Consumer market analysis: Tips for stronger predictive modeling

Consumer Products Writer

One of the biggest challenges that leaders in the consumer packaged goods (CPG) industry face is lack of predictability. Even with in-depth planning and market testing, there's no guarantee that a product will succeed once it reaches store shelves. Brands need a way to outsmart these uncertainties, and big data fuels consumer market analysis capabilities that brands need to launch high-performing products.

"What-if" scenario analysis is a technique that's gaining popularity. The idea is simple: Rather than making general forecasts, brands can tailor their analyses to specific situations and contexts. As a result, CPG brands are able to modify their actions in a more focused manner.

The following are three tips to keep in mind when designing your brand's predictive analysis engine.

1. Ensure that your data-modeling foundation is airtight

There are several prerequisites that predictive analytics programs need. For effective customer market analysis, data must highlight the right market demand signals. Before building a predictive analytics layer, take the time to streamline your data collection process and automate it as much as possible.

Through automation, teams can free up bandwidth to introduce a predictive analytics layer. As Nari Visawanthan, the vice president of product management for integrated business planning at River Logic, points out, companies very rarely have "a single version of the truth" when conducting sales and operations planning. Data science, as a result, is often a matter of interpretation. Your analysts need to build the best possible models for capturing and acting on market demand signals if your brand is going to create the most accurate predictions.

Visawanthan recommends asking the following questions when developing your "what-if" scenario analysis:
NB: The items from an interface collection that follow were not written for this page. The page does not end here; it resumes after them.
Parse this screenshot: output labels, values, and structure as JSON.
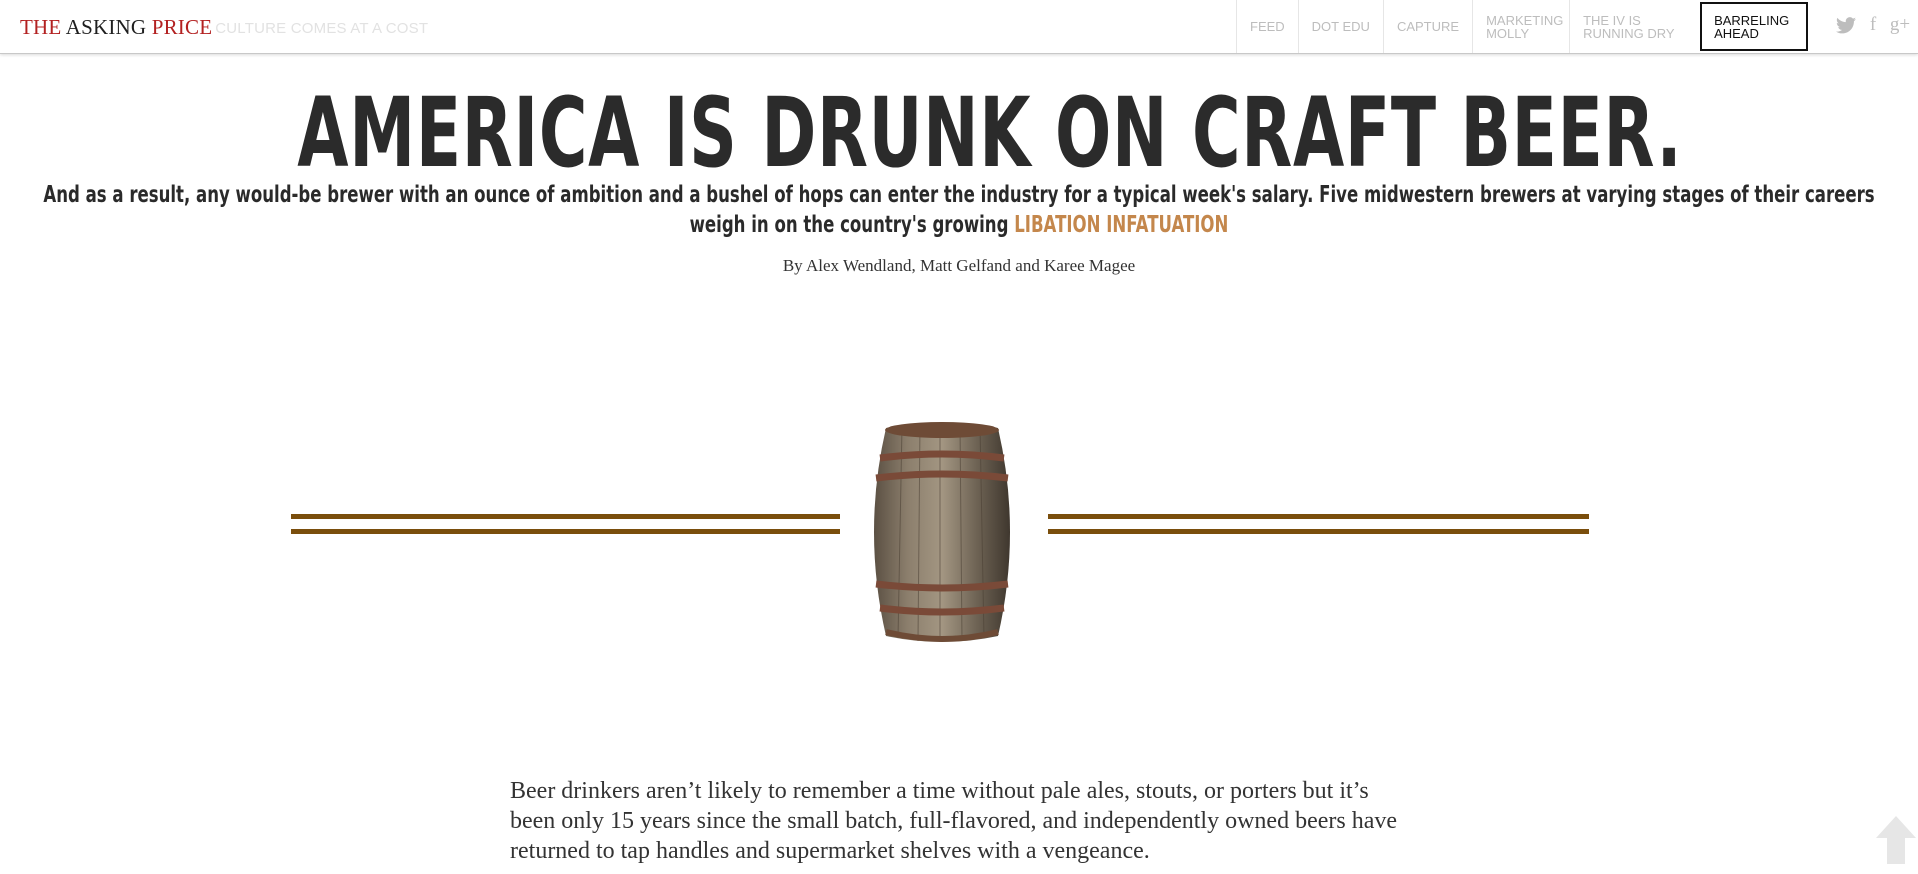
{
  "brand": {
    "word1": "THE",
    "word2": "ASKING",
    "word3": "PRICE",
    "tagline": "CULTURE COMES AT A COST"
  },
  "nav": [
    {
      "label": "FEED"
    },
    {
      "label": "DOT EDU"
    },
    {
      "label": "CAPTURE"
    },
    {
      "label": "MARKETING MOLLY"
    },
    {
      "label": "THE IV IS RUNNING DRY"
    },
    {
      "label": "BARRELING AHEAD",
      "active": true
    }
  ],
  "social": {
    "twitter": "twitter-icon",
    "facebook": "facebook-icon",
    "google_plus": "google-plus-icon",
    "facebook_glyph": "f",
    "google_glyph": "g+"
  },
  "article": {
    "headline": "AMERICA IS DRUNK ON CRAFT BEER.",
    "subhead_text": "And as a result, any would-be brewer with an ounce of ambition and a bushel of hops can enter the industry for a typical week's salary. Five midwestern brewers at varying stages of their careers weigh in on the country's growing ",
    "subhead_accent": "LIBATION INFATUATION",
    "byline": "By Alex Wendland, Matt Gelfand and Karee Magee",
    "body": "Beer drinkers aren’t likely to remember a time without pale ales, stouts, or porters but it’s been only 15 years since the small batch, full-flavored, and independently owned beers have returned to tap handles and supermarket shelves with a vengeance."
  },
  "colors": {
    "brand_red": "#b32121",
    "accent": "#c4874c",
    "rule": "#7a4e0c"
  }
}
  • Do you have mechanisms in place to model operational and financial data simultaneously?
  • Is it possible to perform optimizations across strategic, tactical and operational time horizons?
  • Is there a way to rank-order and prioritize certain demand signals above others?

Exploring these questions will ensure that your predictive modeling foundation is versatile, intelligent and flexible enough to capture the maximum number of explanations for trends that you're seeing in your market.

2. Focus on a specific challenge

The complexity of predictive modeling is often challenging for CPG leaders. There are many moving parts from the production stage through supply chain and point of sale, and the thought of modeling a product's entire life cycle may seem daunting, if not impossible.

Instead of tackling the brand's entire universe of possibilities and predictions, analytics should focus on a few important signals and outcomes. For instance, brands can use "what-if" models to calculate estimated yields of each product in terms of supply chain performance as it relates to sales. As Cleverism points out, demand-sensing tools have the potential to decrease inventory challenges in a range of industries, particularly CPG. Early demand-sensing tests at Unilever reflected a 25 percent decrease in forecast error and a 40 percent increase in demand forecast levels over seven days, according to Supply Chain 24/7.

This technique will streamline the demand signal forecasting process. After compartmentalizing the different aspects of your supply chain and marketing initiatives, you can use data to develop a story around these interconnected complexities, one pain point or open business question at a time.

3. Identify the right variables

Data science is like a blank canvas. When designing your predictive models, there are many factors to consider. How do you prioritize which variables will make their way into your models?

A recent survey from Nielsen Catalina, summarized by Warc, makes the argument that businesses should give careful thought to this aspect of model design. According to the report, engaging shoppers based on models that predict their propensity to buy can result in trial rates that are five times more effective.

The bottom line? In addition to modeling demographic variables, it's important to know what shoppers find important and why. This mind-set will improve the accuracy of your consumer market analysis by focusing on factors that deliver the highest impact. With these predictive modeling capabilities, organizations can more accurately interpret demand signals in the CPG market.

Hone real-time data to optimize predictive modeling. Explore IBM's Consumer Products industry solutions page.